◆ REQUIRED WORK ◆
All the data below should be printed again without a single difference.

◆ EXCERPTED RECORDS ◆
^^^^

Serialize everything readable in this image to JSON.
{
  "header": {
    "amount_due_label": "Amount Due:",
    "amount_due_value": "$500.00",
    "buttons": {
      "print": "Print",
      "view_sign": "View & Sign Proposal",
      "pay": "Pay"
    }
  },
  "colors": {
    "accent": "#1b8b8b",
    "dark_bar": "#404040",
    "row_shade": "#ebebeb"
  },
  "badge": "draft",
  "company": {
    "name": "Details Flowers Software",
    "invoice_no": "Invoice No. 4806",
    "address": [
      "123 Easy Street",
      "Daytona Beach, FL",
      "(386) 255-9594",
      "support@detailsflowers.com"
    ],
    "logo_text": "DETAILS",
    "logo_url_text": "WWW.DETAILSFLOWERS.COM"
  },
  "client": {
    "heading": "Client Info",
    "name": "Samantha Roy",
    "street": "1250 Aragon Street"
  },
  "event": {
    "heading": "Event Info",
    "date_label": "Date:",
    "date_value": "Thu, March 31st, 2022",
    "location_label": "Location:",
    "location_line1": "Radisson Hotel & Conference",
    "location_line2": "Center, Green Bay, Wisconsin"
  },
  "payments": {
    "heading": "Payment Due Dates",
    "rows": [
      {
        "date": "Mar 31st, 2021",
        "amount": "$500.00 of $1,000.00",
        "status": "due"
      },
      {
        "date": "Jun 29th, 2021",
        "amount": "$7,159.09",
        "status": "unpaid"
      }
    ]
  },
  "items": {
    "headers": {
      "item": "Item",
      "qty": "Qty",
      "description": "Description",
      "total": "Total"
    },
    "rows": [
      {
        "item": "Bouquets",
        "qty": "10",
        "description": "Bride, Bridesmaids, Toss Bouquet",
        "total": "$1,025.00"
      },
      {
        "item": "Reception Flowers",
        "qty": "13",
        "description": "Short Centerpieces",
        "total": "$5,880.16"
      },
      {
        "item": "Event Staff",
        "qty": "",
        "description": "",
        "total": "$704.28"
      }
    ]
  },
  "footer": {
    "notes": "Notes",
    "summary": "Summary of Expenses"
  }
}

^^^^

◆ WRITTEN REPLY ◆
Serialize everything readable in this image to JSON.
{
  "header": {
    "amount_due_label": "Amount Due:",
    "amount_due_value": "$500.00",
    "buttons": {
      "print": "Print",
      "view_sign": "View & Sign Proposal",
      "pay": "Pay"
    }
  },
  "colors": {
    "accent": "#1b8b8b",
    "dark_bar": "#404040",
    "row_shade": "#ebebeb"
  },
  "badge": "draft",
  "company": {
    "name": "Details Flowers Software",
    "invoice_no": "Invoice No. 4806",
    "address": [
      "123 Easy Street",
      "Daytona Beach, FL",
      "(386) 255-9594",
      "support@detailsflowers.com"
    ],
    "logo_text": "DETAILS",
    "logo_url_text": "WWW.DETAILSFLOWERS.COM"
  },
  "client": {
    "heading": "Client Info",
    "name": "Samantha Roy",
    "street": "1250 Aragon Street"
  },
  "event": {
    "heading": "Event Info",
    "date_label": "Date:",
    "date_value": "Thu, March 31st, 2022",
    "location_label": "Location:",
    "location_line1": "Radisson Hotel & Conference",
    "location_line2": "Center, Green Bay, Wisconsin"
  },
  "payments": {
    "heading": "Payment Due Dates",
    "rows": [
      {
        "date": "Mar 31st, 2021",
        "amount": "$500.00 of $1,000.00",
        "status": "due"
      },
      {
        "date": "Jun 29th, 2021",
        "amount": "$7,159.09",
        "status": "unpaid"
      }
    ]
  },
  "items": {
    "headers": {
      "item": "Item",
      "qty": "Qty",
      "description": "Description",
      "total": "Total"
    },
    "rows": [
      {
        "item": "Bouquets",
        "qty": "10",
        "description": "Bride, Bridesmaids, Toss Bouquet",
        "total": "$1,025.00"
      },
      {
        "item": "Reception Flowers",
        "qty": "13",
        "description": "Short Centerpieces",
        "total": "$5,880.16"
      },
      {
        "item": "Event Staff",
        "qty": "",
        "description": "",
        "total": "$704.28"
      }
    ]
  },
  "footer": {
    "notes": "Notes",
    "summary": "Summary of Expenses"
  }
}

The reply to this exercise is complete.